(The problem):
Retype the listing that follows, exactly as written.
*** Opening of Supplied data ***
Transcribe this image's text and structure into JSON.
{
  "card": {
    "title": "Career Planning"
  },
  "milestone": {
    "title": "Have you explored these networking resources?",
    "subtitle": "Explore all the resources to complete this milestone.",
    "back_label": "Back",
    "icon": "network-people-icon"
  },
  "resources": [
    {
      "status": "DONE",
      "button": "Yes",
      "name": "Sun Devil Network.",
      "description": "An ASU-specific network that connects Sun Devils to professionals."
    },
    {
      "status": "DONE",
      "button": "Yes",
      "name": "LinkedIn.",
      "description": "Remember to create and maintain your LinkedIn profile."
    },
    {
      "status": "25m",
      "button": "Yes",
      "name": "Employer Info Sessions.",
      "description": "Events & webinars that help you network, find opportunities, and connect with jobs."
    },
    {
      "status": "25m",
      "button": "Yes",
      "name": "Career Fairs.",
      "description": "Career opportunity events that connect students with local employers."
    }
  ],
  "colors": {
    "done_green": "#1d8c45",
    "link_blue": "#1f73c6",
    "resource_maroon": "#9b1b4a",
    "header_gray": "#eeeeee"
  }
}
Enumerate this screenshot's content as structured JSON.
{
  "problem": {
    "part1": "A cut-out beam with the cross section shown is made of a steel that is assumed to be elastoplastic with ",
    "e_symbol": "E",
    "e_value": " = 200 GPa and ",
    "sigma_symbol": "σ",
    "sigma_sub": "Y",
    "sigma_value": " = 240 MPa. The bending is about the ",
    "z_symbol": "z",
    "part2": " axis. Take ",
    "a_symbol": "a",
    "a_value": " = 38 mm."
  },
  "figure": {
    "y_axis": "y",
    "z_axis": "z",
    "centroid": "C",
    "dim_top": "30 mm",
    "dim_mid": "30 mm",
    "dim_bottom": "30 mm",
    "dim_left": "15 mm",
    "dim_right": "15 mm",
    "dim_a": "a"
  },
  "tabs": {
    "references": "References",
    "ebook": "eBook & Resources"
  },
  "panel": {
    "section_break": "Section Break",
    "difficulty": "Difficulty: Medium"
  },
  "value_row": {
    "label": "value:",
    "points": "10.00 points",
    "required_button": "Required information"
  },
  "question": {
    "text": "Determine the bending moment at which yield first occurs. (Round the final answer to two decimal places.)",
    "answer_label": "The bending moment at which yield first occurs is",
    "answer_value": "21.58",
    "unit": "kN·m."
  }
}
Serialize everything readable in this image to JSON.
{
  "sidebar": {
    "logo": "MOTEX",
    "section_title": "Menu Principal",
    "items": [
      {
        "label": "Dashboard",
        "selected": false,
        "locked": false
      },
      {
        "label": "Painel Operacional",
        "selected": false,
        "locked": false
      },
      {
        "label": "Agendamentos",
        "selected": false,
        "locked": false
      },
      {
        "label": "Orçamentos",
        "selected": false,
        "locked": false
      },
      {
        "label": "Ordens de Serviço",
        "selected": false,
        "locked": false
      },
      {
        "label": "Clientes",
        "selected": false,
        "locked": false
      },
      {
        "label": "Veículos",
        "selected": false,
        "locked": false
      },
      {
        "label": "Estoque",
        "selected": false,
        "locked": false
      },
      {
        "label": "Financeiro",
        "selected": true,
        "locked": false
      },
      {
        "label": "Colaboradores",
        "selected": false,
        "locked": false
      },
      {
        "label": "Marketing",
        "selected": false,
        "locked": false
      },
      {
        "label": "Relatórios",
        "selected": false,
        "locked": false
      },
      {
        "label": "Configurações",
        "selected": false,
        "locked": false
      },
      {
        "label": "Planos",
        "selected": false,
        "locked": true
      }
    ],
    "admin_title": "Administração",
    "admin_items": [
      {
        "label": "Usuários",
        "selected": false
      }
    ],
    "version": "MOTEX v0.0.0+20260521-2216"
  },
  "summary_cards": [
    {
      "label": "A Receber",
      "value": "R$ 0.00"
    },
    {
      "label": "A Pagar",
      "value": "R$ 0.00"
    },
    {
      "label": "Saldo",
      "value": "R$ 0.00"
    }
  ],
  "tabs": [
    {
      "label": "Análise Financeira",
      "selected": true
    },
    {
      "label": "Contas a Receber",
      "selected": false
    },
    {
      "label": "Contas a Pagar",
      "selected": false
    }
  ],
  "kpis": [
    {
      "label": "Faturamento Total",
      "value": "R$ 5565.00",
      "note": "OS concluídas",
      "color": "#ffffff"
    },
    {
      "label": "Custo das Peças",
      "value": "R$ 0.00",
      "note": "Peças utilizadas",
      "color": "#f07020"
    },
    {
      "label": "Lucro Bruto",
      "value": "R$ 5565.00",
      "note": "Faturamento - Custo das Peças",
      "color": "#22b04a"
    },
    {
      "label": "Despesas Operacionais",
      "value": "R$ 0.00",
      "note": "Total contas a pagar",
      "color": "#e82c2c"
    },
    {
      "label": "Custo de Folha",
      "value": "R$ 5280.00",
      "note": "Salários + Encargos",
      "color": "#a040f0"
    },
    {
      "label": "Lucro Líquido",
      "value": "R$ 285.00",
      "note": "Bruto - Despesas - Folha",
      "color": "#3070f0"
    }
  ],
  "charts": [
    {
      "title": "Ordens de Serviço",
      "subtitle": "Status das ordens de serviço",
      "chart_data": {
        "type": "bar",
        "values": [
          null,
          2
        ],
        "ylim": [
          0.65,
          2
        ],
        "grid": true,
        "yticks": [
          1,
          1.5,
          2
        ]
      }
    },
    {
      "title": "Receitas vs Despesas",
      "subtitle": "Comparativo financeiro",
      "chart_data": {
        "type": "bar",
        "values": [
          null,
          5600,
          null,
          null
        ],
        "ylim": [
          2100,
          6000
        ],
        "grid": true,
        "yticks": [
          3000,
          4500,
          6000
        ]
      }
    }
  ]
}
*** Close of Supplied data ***
(Solution for this task):
Transcribe this image's text and structure into JSON.
{
  "card": {
    "title": "Career Planning"
  },
  "milestone": {
    "title": "Have you explored these networking resources?",
    "subtitle": "Explore all the resources to complete this milestone.",
    "back_label": "Back",
    "icon": "network-people-icon"
  },
  "resources": [
    {
      "status": "DONE",
      "button": "Yes",
      "name": "Sun Devil Network.",
      "description": "An ASU-specific network that connects Sun Devils to professionals."
    },
    {
      "status": "DONE",
      "button": "Yes",
      "name": "LinkedIn.",
      "description": "Remember to create and maintain your LinkedIn profile."
    },
    {
      "status": "25m",
      "button": "Yes",
      "name": "Employer Info Sessions.",
      "description": "Events & webinars that help you network, find opportunities, and connect with jobs."
    },
    {
      "status": "25m",
      "button": "Yes",
      "name": "Career Fairs.",
      "description": "Career opportunity events that connect students with local employers."
    }
  ],
  "colors": {
    "done_green": "#1d8c45",
    "link_blue": "#1f73c6",
    "resource_maroon": "#9b1b4a",
    "header_gray": "#eeeeee"
  }
}
Enumerate this screenshot's content as structured JSON.
{
  "problem": {
    "part1": "A cut-out beam with the cross section shown is made of a steel that is assumed to be elastoplastic with ",
    "e_symbol": "E",
    "e_value": " = 200 GPa and ",
    "sigma_symbol": "σ",
    "sigma_sub": "Y",
    "sigma_value": " = 240 MPa. The bending is about the ",
    "z_symbol": "z",
    "part2": " axis. Take ",
    "a_symbol": "a",
    "a_value": " = 38 mm."
  },
  "figure": {
    "y_axis": "y",
    "z_axis": "z",
    "centroid": "C",
    "dim_top": "30 mm",
    "dim_mid": "30 mm",
    "dim_bottom": "30 mm",
    "dim_left": "15 mm",
    "dim_right": "15 mm",
    "dim_a": "a"
  },
  "tabs": {
    "references": "References",
    "ebook": "eBook & Resources"
  },
  "panel": {
    "section_break": "Section Break",
    "difficulty": "Difficulty: Medium"
  },
  "value_row": {
    "label": "value:",
    "points": "10.00 points",
    "required_button": "Required information"
  },
  "question": {
    "text": "Determine the bending moment at which yield first occurs. (Round the final answer to two decimal places.)",
    "answer_label": "The bending moment at which yield first occurs is",
    "answer_value": "21.58",
    "unit": "kN·m."
  }
}
Serialize everything readable in this image to JSON.
{
  "sidebar": {
    "logo": "MOTEX",
    "section_title": "Menu Principal",
    "items": [
      {
        "label": "Dashboard",
        "selected": false,
        "locked": false
      },
      {
        "label": "Painel Operacional",
        "selected": false,
        "locked": false
      },
      {
        "label": "Agendamentos",
        "selected": false,
        "locked": false
      },
      {
        "label": "Orçamentos",
        "selected": false,
        "locked": false
      },
      {
        "label": "Ordens de Serviço",
        "selected": false,
        "locked": false
      },
      {
        "label": "Clientes",
        "selected": false,
        "locked": false
      },
      {
        "label": "Veículos",
        "selected": false,
        "locked": false
      },
      {
        "label": "Estoque",
        "selected": false,
        "locked": false
      },
      {
        "label": "Financeiro",
        "selected": true,
        "locked": false
      },
      {
        "label": "Colaboradores",
        "selected": false,
        "locked": false
      },
      {
        "label": "Marketing",
        "selected": false,
        "locked": false
      },
      {
        "label": "Relatórios",
        "selected": false,
        "locked": false
      },
      {
        "label": "Configurações",
        "selected": false,
        "locked": false
      },
      {
        "label": "Planos",
        "selected": false,
        "locked": true
      }
    ],
    "admin_title": "Administração",
    "admin_items": [
      {
        "label": "Usuários",
        "selected": false
      }
    ],
    "version": "MOTEX v0.0.0+20260521-2216"
  },
  "summary_cards": [
    {
      "label": "A Receber",
      "value": "R$ 0.00"
    },
    {
      "label": "A Pagar",
      "value": "R$ 0.00"
    },
    {
      "label": "Saldo",
      "value": "R$ 0.00"
    }
  ],
  "tabs": [
    {
      "label": "Análise Financeira",
      "selected": true
    },
    {
      "label": "Contas a Receber",
      "selected": false
    },
    {
      "label": "Contas a Pagar",
      "selected": false
    }
  ],
  "kpis": [
    {
      "label": "Faturamento Total",
      "value": "R$ 5565.00",
      "note": "OS concluídas",
      "color": "#ffffff"
    },
    {
      "label": "Custo das Peças",
      "value": "R$ 0.00",
      "note": "Peças utilizadas",
      "color": "#f07020"
    },
    {
      "label": "Lucro Bruto",
      "value": "R$ 5565.00",
      "note": "Faturamento - Custo das Peças",
      "color": "#22b04a"
    },
    {
      "label": "Despesas Operacionais",
      "value": "R$ 0.00",
      "note": "Total contas a pagar",
      "color": "#e82c2c"
    },
    {
      "label": "Custo de Folha",
      "value": "R$ 5280.00",
      "note": "Salários + Encargos",
      "color": "#a040f0"
    },
    {
      "label": "Lucro Líquido",
      "value": "R$ 285.00",
      "note": "Bruto - Despesas - Folha",
      "color": "#3070f0"
    }
  ],
  "charts": [
    {
      "title": "Ordens de Serviço",
      "subtitle": "Status das ordens de serviço",
      "chart_data": {
        "type": "bar",
        "values": [
          null,
          2
        ],
        "ylim": [
          0.65,
          2
        ],
        "grid": true,
        "yticks": [
          1,
          1.5,
          2
        ]
      }
    },
    {
      "title": "Receitas vs Despesas",
      "subtitle": "Comparativo financeiro",
      "chart_data": {
        "type": "bar",
        "values": [
          null,
          5600,
          null,
          null
        ],
        "ylim": [
          2100,
          6000
        ],
        "grid": true,
        "yticks": [
          3000,
          4500,
          6000
        ]
      }
    }
  ]
}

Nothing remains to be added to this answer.